WSF (1996): “The Spanish Revolution (1936- 7): A New World In Their Hearts”

From Workers Solidarity, magazine of the Workers Solidarity Federation, volume 2, number 2, third quarter 1996. Complete PDF is here

The 19th of July marked the 60th Anniversary of the Spanish Revolution. For a brief time, capitalism and the State was replaced by solidarity, mutual aid, and respect for others. Workers and peasants, who were deeply influenced by anarchist ideas, ran society collectively and gained control over their lives, industry and land. A central part of the revolution was the struggle against a fascist attempt to take over Spain.

We must remember both the magnificent triumphs and tragedies of the Spanish revolution and attempt to learn from our comrades mistakes.

Anarchist- Syndicalist ideas had deep roots among Spanish peasants and workers. In 1911, a massive revolutionary trade union federation, Continue reading

WSF (1996): “Anarchist- Syndicalist History: Anarchist Anti- Racism In Action

WSF (1996): “Anarchist- Syndicalist History: Anarchist Anti- Racism In Action”

From Workers Solidarity, magazine of the Workers Solidarity Federation, volume 2, number 2, third quarter 1996. Complete PDF is here

We Anarchist Syndicalists are sworn opponents of racism. Racism is a tool of the bosses and rulers and must be destroyed through a revolutionary international class- struggle for a free stateless socialist (Anarchist) society.

The theorist- activist founders of Anarchist Syndicalism were anti- racist revolutionaries. Mikhail Bakunin was a lifelong opponent of colonialism and national oppression.

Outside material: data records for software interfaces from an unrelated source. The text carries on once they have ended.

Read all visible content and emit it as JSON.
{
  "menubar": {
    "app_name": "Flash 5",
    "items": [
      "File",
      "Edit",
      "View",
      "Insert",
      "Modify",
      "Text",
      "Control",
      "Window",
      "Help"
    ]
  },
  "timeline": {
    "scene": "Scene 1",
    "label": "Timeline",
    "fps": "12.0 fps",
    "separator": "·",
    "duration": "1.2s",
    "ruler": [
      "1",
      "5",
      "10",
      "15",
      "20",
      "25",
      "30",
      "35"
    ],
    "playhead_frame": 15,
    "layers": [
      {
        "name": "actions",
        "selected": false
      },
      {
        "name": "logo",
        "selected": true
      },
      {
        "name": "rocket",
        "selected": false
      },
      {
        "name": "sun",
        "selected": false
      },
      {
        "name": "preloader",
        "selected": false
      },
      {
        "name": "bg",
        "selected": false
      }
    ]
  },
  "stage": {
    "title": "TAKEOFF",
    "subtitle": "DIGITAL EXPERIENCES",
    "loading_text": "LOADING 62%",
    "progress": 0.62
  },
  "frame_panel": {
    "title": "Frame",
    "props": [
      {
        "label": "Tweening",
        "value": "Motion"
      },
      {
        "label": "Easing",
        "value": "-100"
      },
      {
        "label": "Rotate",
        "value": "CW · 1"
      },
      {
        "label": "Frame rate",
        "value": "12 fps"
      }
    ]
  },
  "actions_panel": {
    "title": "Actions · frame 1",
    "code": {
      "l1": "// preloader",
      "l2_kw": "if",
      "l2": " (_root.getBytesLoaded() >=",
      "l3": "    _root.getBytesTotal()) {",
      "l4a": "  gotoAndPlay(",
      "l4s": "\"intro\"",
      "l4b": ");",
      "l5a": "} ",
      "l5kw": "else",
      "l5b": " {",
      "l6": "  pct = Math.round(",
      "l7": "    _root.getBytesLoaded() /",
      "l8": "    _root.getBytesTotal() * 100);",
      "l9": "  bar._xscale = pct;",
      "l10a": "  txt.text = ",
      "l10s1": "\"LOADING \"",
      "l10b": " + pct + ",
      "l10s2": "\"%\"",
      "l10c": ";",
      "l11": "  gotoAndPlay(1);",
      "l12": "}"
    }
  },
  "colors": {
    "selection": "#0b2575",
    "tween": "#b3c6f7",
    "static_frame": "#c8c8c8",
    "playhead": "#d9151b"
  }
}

He was imprisoned for his activities several times. Bakunin stated that there must be a “recognition of human right and dignity in every man, of whatever race or colour.”

Other activists, like Elisee Reclus and Rudolph Rocker, also did important work demolishing racist theories and campaigning against the racists lies.

Anarchist- Syndicalists placed the fight against racism at the centre of their struggles. For example, the Anarchists won over the Cuban labour movement from mid 1880s onwards. They led massive strikes and were active in the anti- colonial struggle against Spain. The Anarchists united people of Africa, European and mixed decent in struggles against the legacy of slavery, such as racial discrimination and the physical punishment Continue reading

WSF (1996): Lucien van der Walt, “What Anarchist-Syndicalists Believe: Understanding And Defeating Racism”

WSF (1996): “What Anarchist-Syndicalists Believe: Understanding and Defeating Racism” by Lucien van der Walt

From Workers Solidarity, magazine of the Workers Solidarity Federation, volume 2, number 2, third quarter 1996. Complete PDF is here

We Anarchist- Syndicalists fight all domination and exploitation. We are for Stateless Socialism (Anarchism), grassroots democracy and individual freedom. The fight against racism is a central part of our program.

Racism is not natural or inevitable. It is rooted in class society.

Racism developed alongside capitalism and the modern State Continue reading